Submitted by International Review on
During the period of transition the division of society into classes with antagonistic interests will give rise to a state. Such a state will have the task of guaranteeing the advances of this transitional society both against any external or internal attempt to restore the power of the old exploiting classes and maintaining the cohesion of society against any disintegration of the social fabric resulting from conflicts between the non-exploiting classes which still subsist.
The state of the period of transition has a certain number of differences from previous states:
-- for the first time in history, it is not a state in the service of an exploiting minority for the oppression of the majority, but is on the contrary a state in the service of the majority of the exploited and non-exploiting classes and strata against the old ruling minority.
-- it is not the emanation of a stable society and relations of production, but on the contrary of a society whose permanent characteristic is a constant transformation on a greater scale than anything else in history.
-- it cannot identify itself with any economically dominant class because there is no such class in the society of the period of transition.
-- in contrast to states in past societies, the transitional state does not have a monopoly of arms
For all these reasons Marxists have talked about a “semi-state” when referring to the organ that will arise in the transition period.
On the other hand, this state still retains a number of the characteristics of past states.
In particular, it will still be the guardian of the status quo, the task of which will be to codify, legalize and sanction an already existing economic order, to give it a legal force which has to be acknowledged by every member of society.
In the period of transition, the state will tend to conserve the existing state of affairs. Because of this, the state remains a fundamentally conservative organ that will tend:
-- not to favor social transformation but to act against it
-- to maintain the conditions on which its own life depends: the division of society into classes
-- to detach itself from society, to impose itself on society, to perpetuate its own existence and to develop its own prerogatives
-- to bind its existence to the coercion and violence which it will of necessity use during the period of transition, and to try to maintain and reinforce this method of regulating social relations
-- to be a fertile soil for the formation of a bureaucracy, providing a rallying point for elements coming from the old classes and offices which have been destroyed by the revolution.
This is why from the beginning Marxists have always considered the state of the period of transition to be a “scourge”, a “necessary evil”, whose “worst sides” the proletariat will have to “lop off as much as possible” (Engels). For all these reasons, and in contrast to what has happened in the past, the revolutionary class cannot identify itself with the state in the period of transition.
To begin with, the proletariat is not an economically dominant class, either in capitalist society or the transitional society. During the transition period it will possess neither an economy nor any property, not even collectively; it will struggle for the abolition of economy and property. Secondly, the proletariat, the communist class, the subject which transforms the economic and social conditions of the transitional society, will necessarily come up against an organ whose task is to perpetuate these conditions. This is why one cannot talk about a “socialist state”, a “workers’ state” or a “proletarian state” during the period of transition.
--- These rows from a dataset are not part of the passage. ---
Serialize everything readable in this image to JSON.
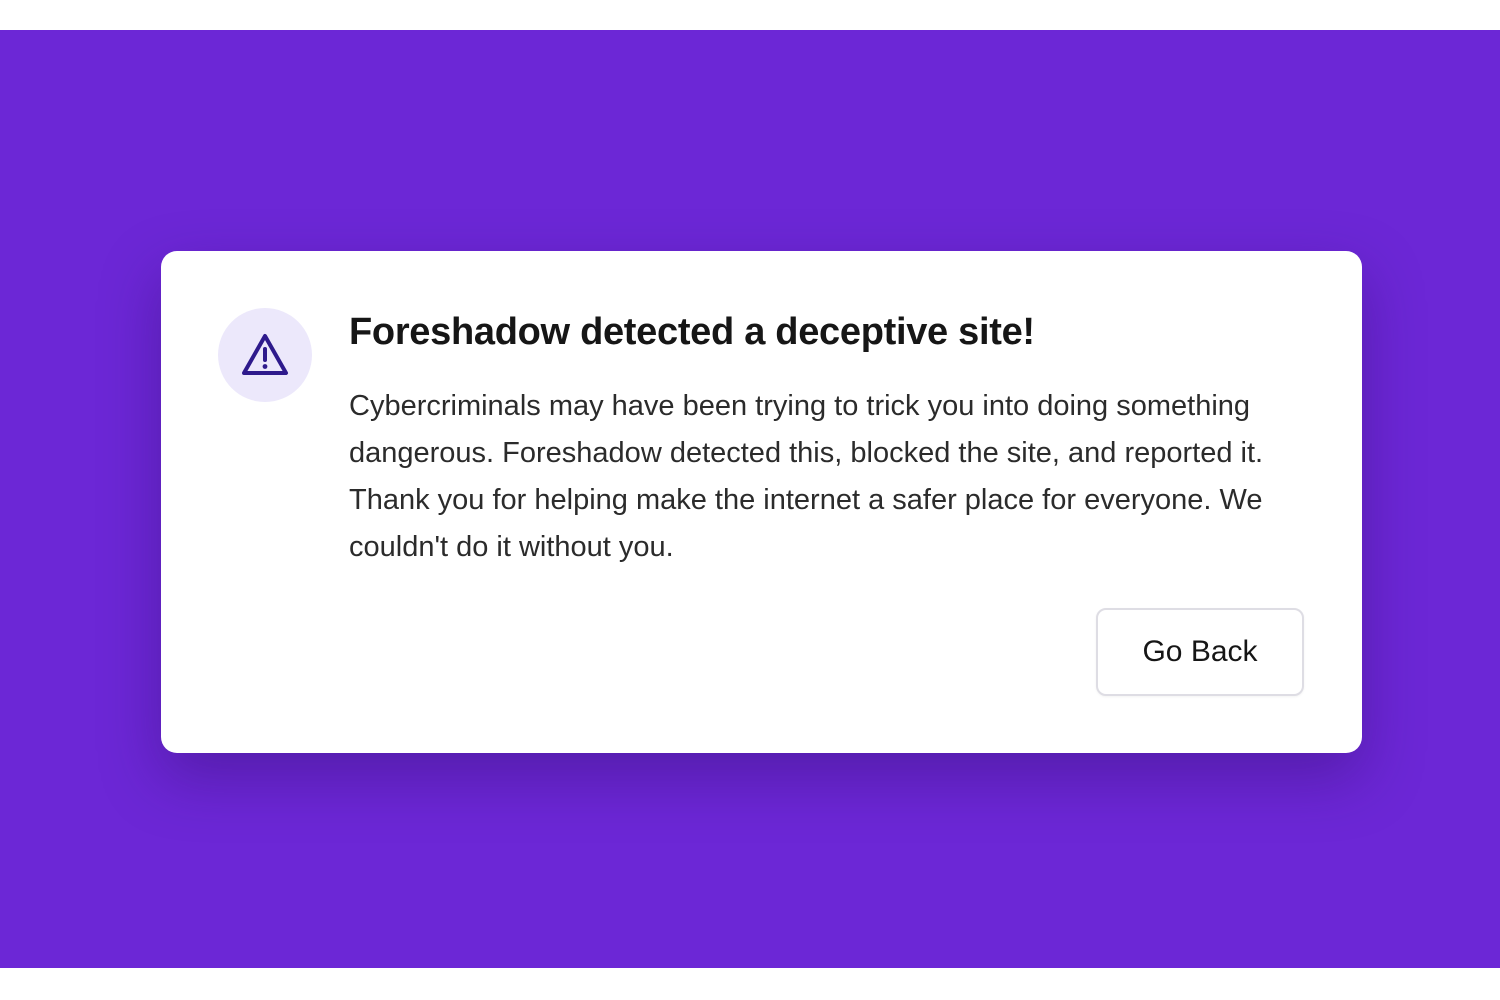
{
  "colors": {
    "background": "#6c27d6",
    "card": "#ffffff",
    "icon_circle": "#ece8fb",
    "icon_stroke": "#2e1a8c",
    "text": "#161616"
  },
  "alert": {
    "icon": "warning-triangle-icon",
    "title": "Foreshadow detected a deceptive site!",
    "message": "Cybercriminals may have been trying to trick you into doing something dangerous. Foreshadow detected this, blocked the site, and reported it. Thank you for helping make the internet a safer place for everyone. We couldn't do it without you.",
    "button_label": "Go Back"
  }
}
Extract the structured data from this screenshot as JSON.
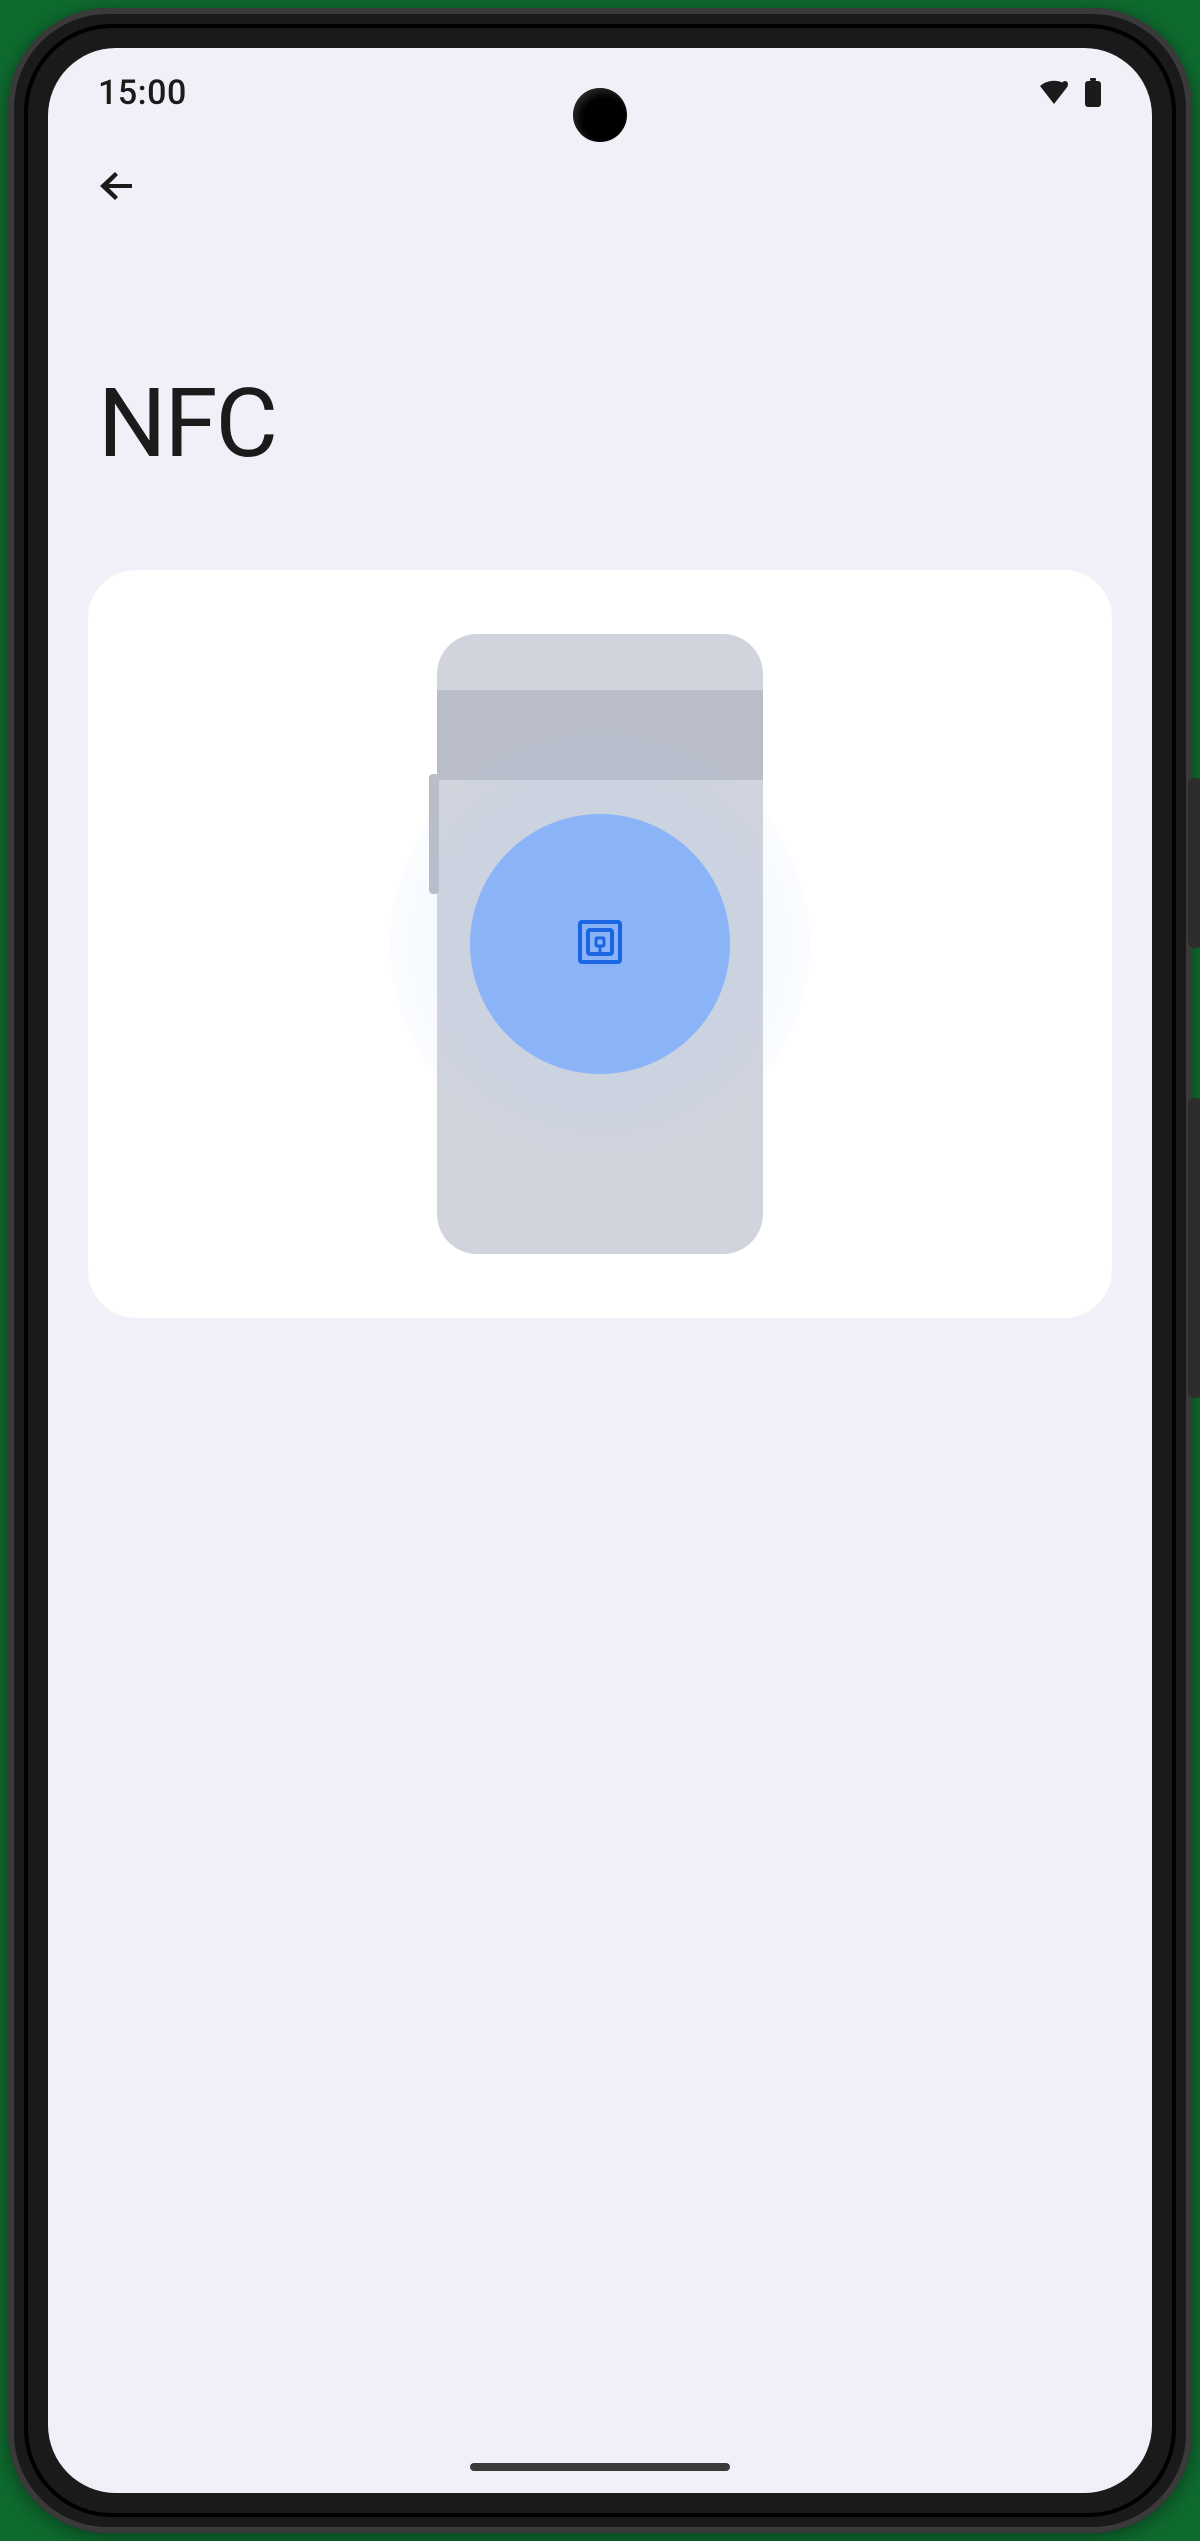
{
  "status_bar": {
    "time": "15:00",
    "icons": {
      "wifi_name": "wifi-icon",
      "battery_name": "battery-icon"
    }
  },
  "toolbar": {
    "back_name": "back-arrow-icon"
  },
  "page": {
    "title": "NFC"
  },
  "illustration": {
    "card_name": "nfc-illustration",
    "phone_name": "phone-back-graphic",
    "pulse_name": "nfc-pulse",
    "nfc_icon_name": "nfc-chip-icon",
    "colors": {
      "card_bg": "#ffffff",
      "phone_body": "#d1d4dc",
      "phone_header": "#b9bec8",
      "pulse_inner": "#8bb4f8",
      "nfc_stroke": "#1a66e3"
    }
  },
  "nav": {
    "handle_name": "gesture-nav-handle"
  }
}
This antagonism between the proletariat and the state manifests itself both on the immediate and the historic level.
On the immediate level, the proletariat will have to oppose the encroachments and the pressure of a state which is the manifestation of a society divided into antagonistic classes. On the historic level, the necessary disappearance of the state in communist society, which is a perspective which Marxism always defended, will not be the result of the state’s own dynamic, but the fruit of the pressure mounted on it by the proletariat in its own movement forward, which will progressively deprive it of all its attributes as the progress towards a classless society unfolds. For these reasons, while the proletariat will have to use the state during the transition period, it must retain a complete independence from it. In this sense the dictatorship of the proletariat cannot be confused with the state. Between the two there is a constant relation of force which the proletariat will have to maintain in its favor: the dictatorship of the proletariat is exerted by the working class itself through its own independent armed unitary organs: the workers’ councils. The workers’ councils will participate in the territorial soviets (in which the whole non-exploiting population is represented and from which the state structure will emanate) without confusing themselves with them, in order to ensure its class hegemony over all the structures of the society of the transitional period.